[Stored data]
-----

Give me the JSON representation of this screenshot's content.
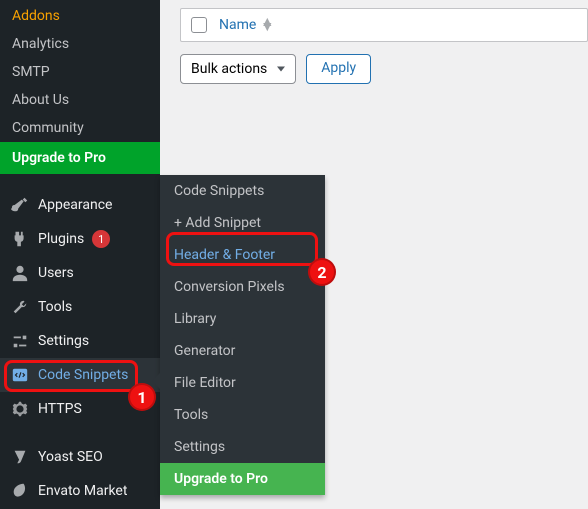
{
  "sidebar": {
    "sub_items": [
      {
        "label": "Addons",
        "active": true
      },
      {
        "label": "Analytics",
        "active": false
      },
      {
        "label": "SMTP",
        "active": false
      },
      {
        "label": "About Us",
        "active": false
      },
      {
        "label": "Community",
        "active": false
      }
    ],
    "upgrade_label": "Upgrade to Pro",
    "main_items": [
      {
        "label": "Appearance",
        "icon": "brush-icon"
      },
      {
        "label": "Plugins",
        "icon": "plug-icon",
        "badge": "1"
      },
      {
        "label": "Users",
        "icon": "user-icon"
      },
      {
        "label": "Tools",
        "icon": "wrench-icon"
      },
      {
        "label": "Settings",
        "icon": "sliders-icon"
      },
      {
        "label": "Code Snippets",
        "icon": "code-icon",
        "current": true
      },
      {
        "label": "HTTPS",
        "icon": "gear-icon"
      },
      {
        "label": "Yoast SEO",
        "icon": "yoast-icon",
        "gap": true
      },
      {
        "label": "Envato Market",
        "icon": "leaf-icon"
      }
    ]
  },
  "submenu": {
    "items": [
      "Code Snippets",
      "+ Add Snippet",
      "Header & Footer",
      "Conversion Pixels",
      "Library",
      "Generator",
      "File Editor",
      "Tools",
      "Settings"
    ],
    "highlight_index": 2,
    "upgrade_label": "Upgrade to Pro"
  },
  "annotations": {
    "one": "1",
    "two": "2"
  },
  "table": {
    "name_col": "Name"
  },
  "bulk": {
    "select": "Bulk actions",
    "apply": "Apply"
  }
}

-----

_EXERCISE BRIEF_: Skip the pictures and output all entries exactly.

_TASK ANSWER_:
Give me the JSON representation of this screenshot's content.
{
  "sidebar": {
    "sub_items": [
      {
        "label": "Addons",
        "active": true
      },
      {
        "label": "Analytics",
        "active": false
      },
      {
        "label": "SMTP",
        "active": false
      },
      {
        "label": "About Us",
        "active": false
      },
      {
        "label": "Community",
        "active": false
      }
    ],
    "upgrade_label": "Upgrade to Pro",
    "main_items": [
      {
        "label": "Appearance",
        "icon": "brush-icon"
      },
      {
        "label": "Plugins",
        "icon": "plug-icon",
        "badge": "1"
      },
      {
        "label": "Users",
        "icon": "user-icon"
      },
      {
        "label": "Tools",
        "icon": "wrench-icon"
      },
      {
        "label": "Settings",
        "icon": "sliders-icon"
      },
      {
        "label": "Code Snippets",
        "icon": "code-icon",
        "current": true
      },
      {
        "label": "HTTPS",
        "icon": "gear-icon"
      },
      {
        "label": "Yoast SEO",
        "icon": "yoast-icon",
        "gap": true
      },
      {
        "label": "Envato Market",
        "icon": "leaf-icon"
      }
    ]
  },
  "submenu": {
    "items": [
      "Code Snippets",
      "+ Add Snippet",
      "Header & Footer",
      "Conversion Pixels",
      "Library",
      "Generator",
      "File Editor",
      "Tools",
      "Settings"
    ],
    "highlight_index": 2,
    "upgrade_label": "Upgrade to Pro"
  },
  "annotations": {
    "one": "1",
    "two": "2"
  },
  "table": {
    "name_col": "Name"
  },
  "bulk": {
    "select": "Bulk actions",
    "apply": "Apply"
  }
}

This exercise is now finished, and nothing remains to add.